Once you have the information you need, go to the IRS website. On the right side of the page, click on "e-file" or "Free File." If you select Free File, you'll see the "Choose a Free File Option," which provides information to help you find a Free File company that will best meet your needs. Once you've chosen a company, follow its directions.
Extending your state return
Don't make the mistake of assuming that when you extend your federal return, your state return is automatically extended as well. Most states have the same tax filing deadline as the federal deadline, so don't overlook this important step. That's why, whether you choose an e-file provider or a Free File provider, it's important to find one that deals with your state. Before you finish e-filing your federal extension, look for an icon that offers to let you file your state extension. For example, if you're using the TurboTax Freedom Edition to Free File or e-file your extension, after you have submitted your federal extension, a page will appear with an icon that says "Check with your state." After selecting this option and the state you wish to extend, instructions will appear to help you file the necessary forms.
What if you can't pay the taxes you owe?
The IRS thoroughly explains all your options on its Topic 202 – Tax Payment Options website page.
You may like these other stories...

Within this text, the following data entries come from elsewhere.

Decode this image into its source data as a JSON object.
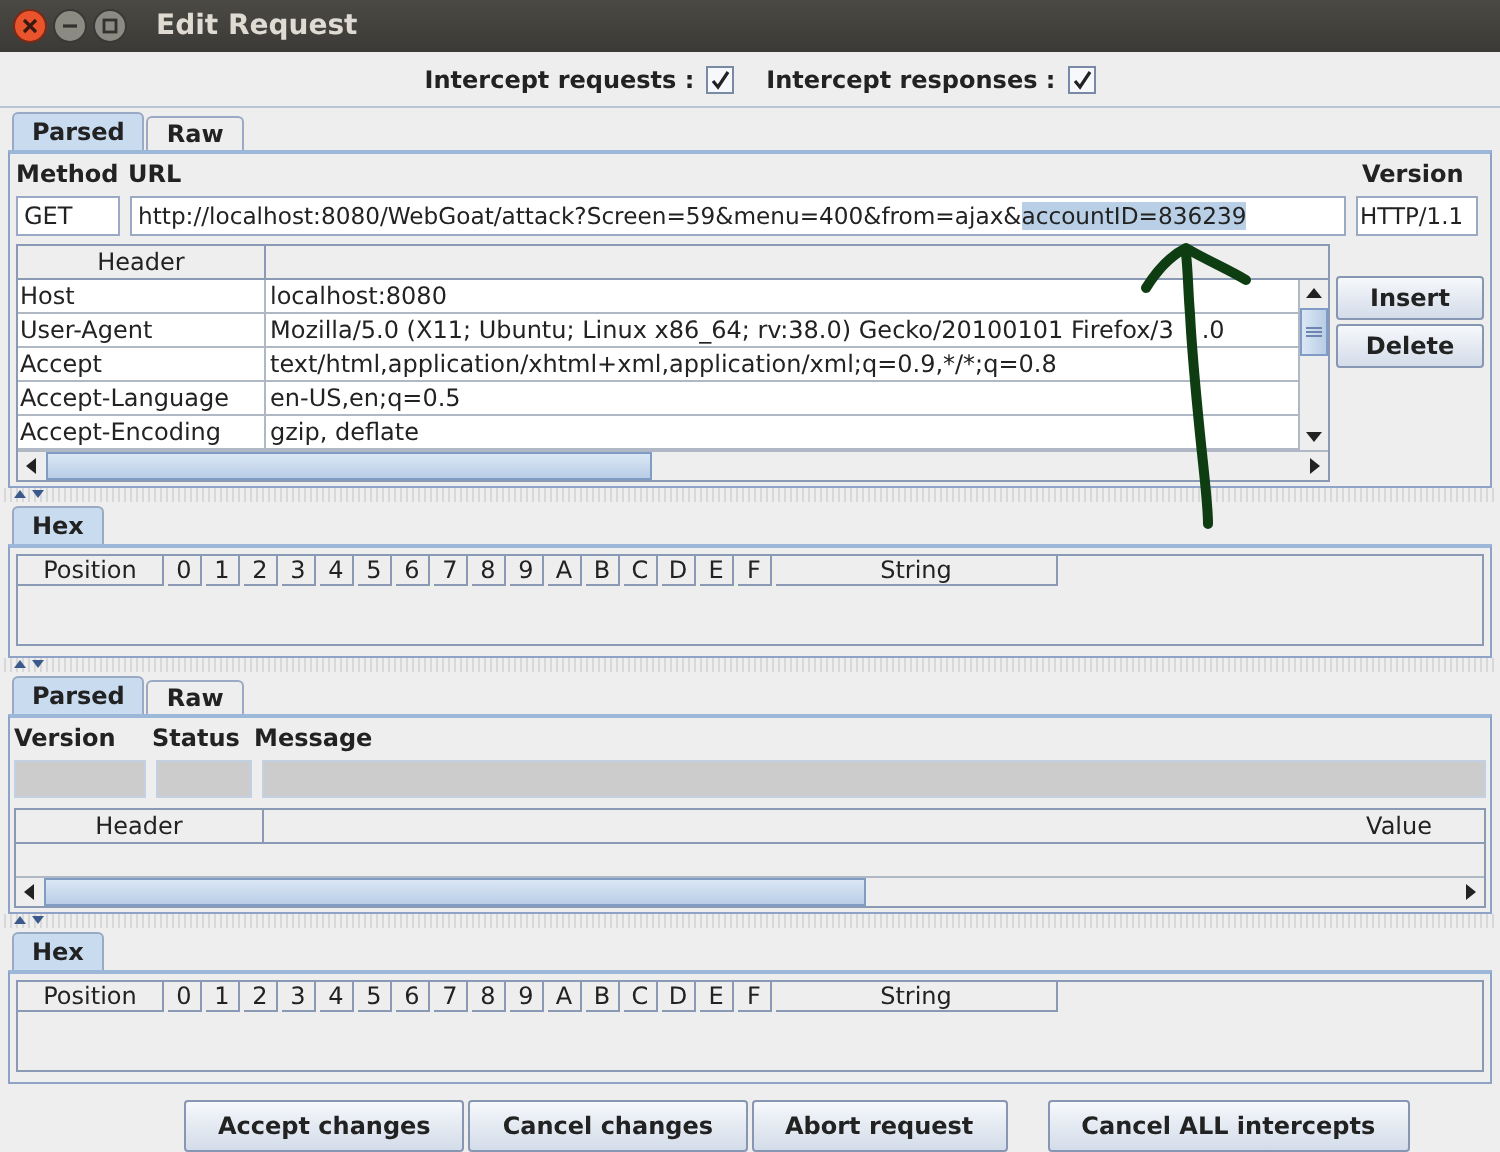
{
  "window": {
    "title": "Edit Request"
  },
  "intercept": [
    {
      "label": "Intercept requests :",
      "checked": true
    },
    {
      "label": "Intercept responses :",
      "checked": true
    }
  ],
  "request": {
    "tabs": [
      {
        "label": "Parsed",
        "selected": true
      },
      {
        "label": "Raw",
        "selected": false
      }
    ],
    "labels": {
      "method": "Method",
      "url": "URL",
      "version": "Version"
    },
    "method": "GET",
    "url": {
      "value": "http://localhost:8080/WebGoat/attack?Screen=59&menu=400&from=ajax&",
      "selected_text": "accountID=836239"
    },
    "version": "HTTP/1.1",
    "table": {
      "columns": [
        "Header"
      ],
      "rows": [
        {
          "header": "Host",
          "value": "localhost:8080"
        },
        {
          "header": "User-Agent",
          "value": "Mozilla/5.0 (X11; Ubuntu; Linux x86_64; rv:38.0) Gecko/20100101 Firefox/3",
          "value_tail": ".0"
        },
        {
          "header": "Accept",
          "value": "text/html,application/xhtml+xml,application/xml;q=0.9,*/*;q=0.8"
        },
        {
          "header": "Accept-Language",
          "value": "en-US,en;q=0.5"
        },
        {
          "header": "Accept-Encoding",
          "value": "gzip, deflate"
        }
      ]
    },
    "buttons": [
      "Insert",
      "Delete"
    ],
    "hex": {
      "tab": "Hex",
      "columns": [
        "Position",
        "0",
        "1",
        "2",
        "3",
        "4",
        "5",
        "6",
        "7",
        "8",
        "9",
        "A",
        "B",
        "C",
        "D",
        "E",
        "F",
        "String"
      ]
    }
  },
  "response": {
    "tabs": [
      {
        "label": "Parsed",
        "selected": true
      },
      {
        "label": "Raw",
        "selected": false
      }
    ],
    "labels": {
      "version": "Version",
      "status": "Status",
      "message": "Message"
    },
    "table": {
      "columns": [
        "Header",
        "Value"
      ]
    },
    "hex": {
      "tab": "Hex",
      "columns": [
        "Position",
        "0",
        "1",
        "2",
        "3",
        "4",
        "5",
        "6",
        "7",
        "8",
        "9",
        "A",
        "B",
        "C",
        "D",
        "E",
        "F",
        "String"
      ]
    }
  },
  "buttons": [
    "Accept changes",
    "Cancel changes",
    "Abort request",
    "Cancel ALL intercepts"
  ]
}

Accounting group pushes back against retirement age scrutinyMichael Rapoport of the Wall Street Journal reported that the American Institute of CPAs (AICPA) on Monday pushed back against federal regulators who are again...
There's still time to take advantage of last-minute, tax-saving moves for dependency exemptions. For 2014, there are bigger dependency exemptions, as well as rules that, in some cases, are dauntingly complex.The 2014...
Tesco accounting probe finds “inappropriate behavior” by staff – reportsClare Hutchison of Reuters wrote on Sunday that an investigation into a 250 million-pound ($402 million) profit overstatement at...